Copy each line below word for word and drop every image.

__________

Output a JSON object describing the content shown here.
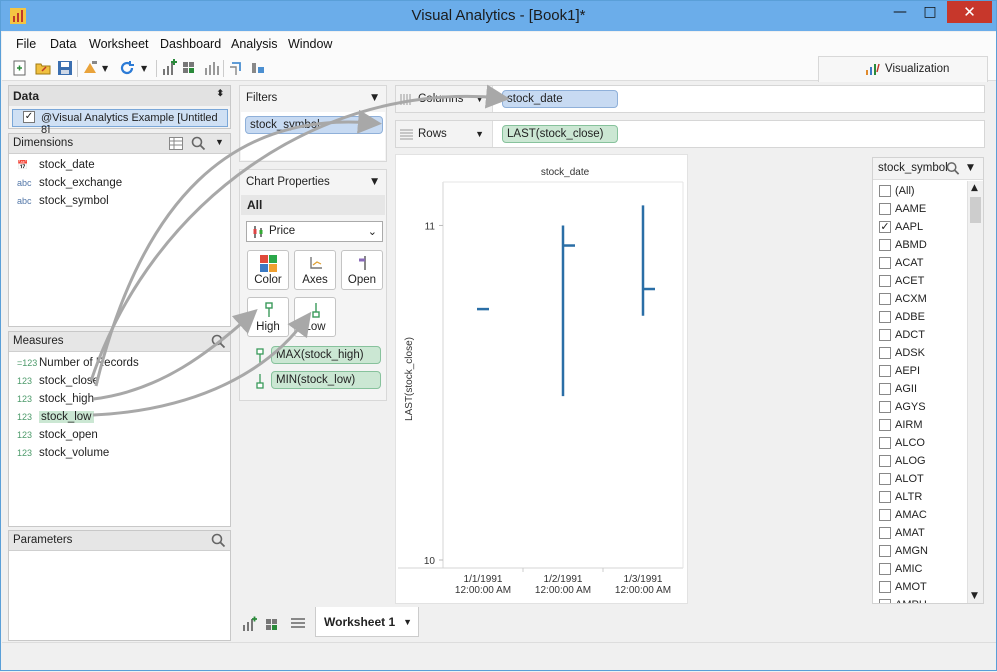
{
  "window": {
    "title": "Visual Analytics - [Book1]*",
    "minimize": "—",
    "maximize": "□",
    "close": "✕"
  },
  "menu": [
    "File",
    "Data",
    "Worksheet",
    "Dashboard",
    "Analysis",
    "Window"
  ],
  "visualization_tab": {
    "label": "Visualization"
  },
  "data_panel": {
    "header": "Data",
    "datasource": "@Visual Analytics Example [Untitled 8]",
    "dimensions_label": "Dimensions",
    "dimensions": [
      {
        "type": "date",
        "name": "stock_date"
      },
      {
        "type": "abc",
        "name": "stock_exchange"
      },
      {
        "type": "abc",
        "name": "stock_symbol"
      }
    ],
    "measures_label": "Measures",
    "measures": [
      {
        "type": "=123",
        "name": "Number of Records"
      },
      {
        "type": "123",
        "name": "stock_close"
      },
      {
        "type": "123",
        "name": "stock_high"
      },
      {
        "type": "123",
        "name": "stock_low"
      },
      {
        "type": "123",
        "name": "stock_open"
      },
      {
        "type": "123",
        "name": "stock_volume"
      }
    ],
    "parameters_label": "Parameters"
  },
  "filters": {
    "header": "Filters",
    "pill": "stock_symbol"
  },
  "chart_properties": {
    "header": "Chart Properties",
    "all_label": "All",
    "mark_type": "Price",
    "buttons": [
      "Color",
      "Axes",
      "Open",
      "High",
      "Low"
    ],
    "high_pill": "MAX(stock_high)",
    "low_pill": "MIN(stock_low)"
  },
  "shelves": {
    "columns_label": "Columns",
    "columns_pill": "stock_date",
    "rows_label": "Rows",
    "rows_pill": "LAST(stock_close)"
  },
  "chart_data": {
    "type": "bar",
    "title": "stock_date",
    "ylabel": "LAST(stock_close)",
    "ylim": [
      10,
      11.1
    ],
    "yticks": [
      10,
      11
    ],
    "categories": [
      "1/1/1991 12:00:00 AM",
      "1/2/1991 12:00:00 AM",
      "1/3/1991 12:00:00 AM"
    ],
    "category_lines": [
      [
        "1/1/1991",
        "12:00:00 AM"
      ],
      [
        "1/2/1991",
        "12:00:00 AM"
      ],
      [
        "1/3/1991",
        "12:00:00 AM"
      ]
    ],
    "series": [
      {
        "name": "high",
        "values": [
          10.75,
          11.0,
          11.06
        ]
      },
      {
        "name": "low",
        "values": [
          10.75,
          10.49,
          10.73
        ]
      },
      {
        "name": "close",
        "values": [
          10.75,
          10.94,
          10.81
        ]
      }
    ],
    "color": "#2a6ea6"
  },
  "symbol_filter": {
    "header": "stock_symbol",
    "items": [
      {
        "label": "(All)",
        "checked": false
      },
      {
        "label": "AAME",
        "checked": false
      },
      {
        "label": "AAPL",
        "checked": true
      },
      {
        "label": "ABMD",
        "checked": false
      },
      {
        "label": "ACAT",
        "checked": false
      },
      {
        "label": "ACET",
        "checked": false
      },
      {
        "label": "ACXM",
        "checked": false
      },
      {
        "label": "ADBE",
        "checked": false
      },
      {
        "label": "ADCT",
        "checked": false
      },
      {
        "label": "ADSK",
        "checked": false
      },
      {
        "label": "AEPI",
        "checked": false
      },
      {
        "label": "AGII",
        "checked": false
      },
      {
        "label": "AGYS",
        "checked": false
      },
      {
        "label": "AIRM",
        "checked": false
      },
      {
        "label": "ALCO",
        "checked": false
      },
      {
        "label": "ALOG",
        "checked": false
      },
      {
        "label": "ALOT",
        "checked": false
      },
      {
        "label": "ALTR",
        "checked": false
      },
      {
        "label": "AMAC",
        "checked": false
      },
      {
        "label": "AMAT",
        "checked": false
      },
      {
        "label": "AMGN",
        "checked": false
      },
      {
        "label": "AMIC",
        "checked": false
      },
      {
        "label": "AMOT",
        "checked": false
      },
      {
        "label": "AMPH",
        "checked": false
      }
    ]
  },
  "worksheet_tab": {
    "label": "Worksheet 1"
  }
}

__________

*Exercise response:*
Output a JSON object describing the content shown here.
{
  "window": {
    "title": "Visual Analytics - [Book1]*",
    "minimize": "—",
    "maximize": "□",
    "close": "✕"
  },
  "menu": [
    "File",
    "Data",
    "Worksheet",
    "Dashboard",
    "Analysis",
    "Window"
  ],
  "visualization_tab": {
    "label": "Visualization"
  },
  "data_panel": {
    "header": "Data",
    "datasource": "@Visual Analytics Example [Untitled 8]",
    "dimensions_label": "Dimensions",
    "dimensions": [
      {
        "type": "date",
        "name": "stock_date"
      },
      {
        "type": "abc",
        "name": "stock_exchange"
      },
      {
        "type": "abc",
        "name": "stock_symbol"
      }
    ],
    "measures_label": "Measures",
    "measures": [
      {
        "type": "=123",
        "name": "Number of Records"
      },
      {
        "type": "123",
        "name": "stock_close"
      },
      {
        "type": "123",
        "name": "stock_high"
      },
      {
        "type": "123",
        "name": "stock_low"
      },
      {
        "type": "123",
        "name": "stock_open"
      },
      {
        "type": "123",
        "name": "stock_volume"
      }
    ],
    "parameters_label": "Parameters"
  },
  "filters": {
    "header": "Filters",
    "pill": "stock_symbol"
  },
  "chart_properties": {
    "header": "Chart Properties",
    "all_label": "All",
    "mark_type": "Price",
    "buttons": [
      "Color",
      "Axes",
      "Open",
      "High",
      "Low"
    ],
    "high_pill": "MAX(stock_high)",
    "low_pill": "MIN(stock_low)"
  },
  "shelves": {
    "columns_label": "Columns",
    "columns_pill": "stock_date",
    "rows_label": "Rows",
    "rows_pill": "LAST(stock_close)"
  },
  "chart_data": {
    "type": "bar",
    "title": "stock_date",
    "ylabel": "LAST(stock_close)",
    "ylim": [
      10,
      11.1
    ],
    "yticks": [
      10,
      11
    ],
    "categories": [
      "1/1/1991 12:00:00 AM",
      "1/2/1991 12:00:00 AM",
      "1/3/1991 12:00:00 AM"
    ],
    "category_lines": [
      [
        "1/1/1991",
        "12:00:00 AM"
      ],
      [
        "1/2/1991",
        "12:00:00 AM"
      ],
      [
        "1/3/1991",
        "12:00:00 AM"
      ]
    ],
    "series": [
      {
        "name": "high",
        "values": [
          10.75,
          11.0,
          11.06
        ]
      },
      {
        "name": "low",
        "values": [
          10.75,
          10.49,
          10.73
        ]
      },
      {
        "name": "close",
        "values": [
          10.75,
          10.94,
          10.81
        ]
      }
    ],
    "color": "#2a6ea6"
  },
  "symbol_filter": {
    "header": "stock_symbol",
    "items": [
      {
        "label": "(All)",
        "checked": false
      },
      {
        "label": "AAME",
        "checked": false
      },
      {
        "label": "AAPL",
        "checked": true
      },
      {
        "label": "ABMD",
        "checked": false
      },
      {
        "label": "ACAT",
        "checked": false
      },
      {
        "label": "ACET",
        "checked": false
      },
      {
        "label": "ACXM",
        "checked": false
      },
      {
        "label": "ADBE",
        "checked": false
      },
      {
        "label": "ADCT",
        "checked": false
      },
      {
        "label": "ADSK",
        "checked": false
      },
      {
        "label": "AEPI",
        "checked": false
      },
      {
        "label": "AGII",
        "checked": false
      },
      {
        "label": "AGYS",
        "checked": false
      },
      {
        "label": "AIRM",
        "checked": false
      },
      {
        "label": "ALCO",
        "checked": false
      },
      {
        "label": "ALOG",
        "checked": false
      },
      {
        "label": "ALOT",
        "checked": false
      },
      {
        "label": "ALTR",
        "checked": false
      },
      {
        "label": "AMAC",
        "checked": false
      },
      {
        "label": "AMAT",
        "checked": false
      },
      {
        "label": "AMGN",
        "checked": false
      },
      {
        "label": "AMIC",
        "checked": false
      },
      {
        "label": "AMOT",
        "checked": false
      },
      {
        "label": "AMPH",
        "checked": false
      }
    ]
  },
  "worksheet_tab": {
    "label": "Worksheet 1"
  }
}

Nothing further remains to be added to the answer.